A team of researchers have embarked on a project to try to save the UK's declining population of bumble bees.
Three species of bumble bees are already extinct in the UK
The group from the University of Southampton is in the Hebrides for the study, where farming is more traditional and rare bees more common.
They are using DNA to detect how many nests are on the islands, and to determine exactly how big a bee population has to be to survive.
Bumble bees are believed to be in danger of dying out in parts of the UK.
Dr Dave Goulson, in charge of the study, said: "Survival of at least five rare species is threatened by the spread of intensive agriculture destroying wild flowers and hedgerows, which are the bees' natural habitat.
"Colonies do not seem able to survive in small areas such as nature reserves and many are dying out.
"Three species are already extinct in the UK."

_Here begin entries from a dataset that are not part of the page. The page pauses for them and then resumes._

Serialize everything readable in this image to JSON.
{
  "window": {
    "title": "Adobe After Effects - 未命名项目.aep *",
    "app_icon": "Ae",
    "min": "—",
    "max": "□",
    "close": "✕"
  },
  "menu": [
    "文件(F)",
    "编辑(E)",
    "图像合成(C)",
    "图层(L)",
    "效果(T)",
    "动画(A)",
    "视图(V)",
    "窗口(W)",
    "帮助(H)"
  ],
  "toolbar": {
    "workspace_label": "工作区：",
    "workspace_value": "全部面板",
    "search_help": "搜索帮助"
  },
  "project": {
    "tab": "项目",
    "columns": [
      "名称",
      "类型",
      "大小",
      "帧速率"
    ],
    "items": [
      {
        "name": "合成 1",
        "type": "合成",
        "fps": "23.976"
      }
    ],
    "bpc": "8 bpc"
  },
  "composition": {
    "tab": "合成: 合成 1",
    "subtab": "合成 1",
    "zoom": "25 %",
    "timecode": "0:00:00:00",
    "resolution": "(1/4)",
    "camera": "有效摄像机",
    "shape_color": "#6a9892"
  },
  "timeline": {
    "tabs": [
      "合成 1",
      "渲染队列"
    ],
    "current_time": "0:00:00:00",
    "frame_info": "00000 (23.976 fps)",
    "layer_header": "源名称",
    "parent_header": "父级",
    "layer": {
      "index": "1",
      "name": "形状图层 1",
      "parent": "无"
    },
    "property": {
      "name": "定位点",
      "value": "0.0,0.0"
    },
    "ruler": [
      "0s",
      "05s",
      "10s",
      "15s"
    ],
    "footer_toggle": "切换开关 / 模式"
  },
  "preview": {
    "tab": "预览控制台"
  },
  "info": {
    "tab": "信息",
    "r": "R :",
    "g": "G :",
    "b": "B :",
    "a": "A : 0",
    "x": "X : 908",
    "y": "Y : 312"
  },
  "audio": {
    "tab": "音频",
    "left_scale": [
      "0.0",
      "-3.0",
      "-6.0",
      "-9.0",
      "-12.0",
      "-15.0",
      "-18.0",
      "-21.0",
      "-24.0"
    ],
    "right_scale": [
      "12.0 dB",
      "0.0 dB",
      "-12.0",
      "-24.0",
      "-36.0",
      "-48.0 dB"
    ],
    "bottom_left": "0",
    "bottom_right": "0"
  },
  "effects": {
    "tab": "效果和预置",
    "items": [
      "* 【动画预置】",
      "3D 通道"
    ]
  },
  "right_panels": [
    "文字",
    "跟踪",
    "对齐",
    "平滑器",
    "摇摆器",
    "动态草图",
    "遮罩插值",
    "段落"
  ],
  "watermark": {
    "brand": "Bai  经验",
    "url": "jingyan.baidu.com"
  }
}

The researchers also want to devise ways for farmers to encourage bumble bees to flourish on their land, such as by sowing wildflower strips and restoring hay-meadows.
Unlike honey bees, bumble bees construct a fresh nest every summer. The queen produces many sterile female workers, male drones and future queens but all except the newly-mated young queens die with the first frosts of autumn.
The project is funded by a £130,000 research grant from the Leverhulme Trust, with £50,000 coming from the C.B.Dennis Trust.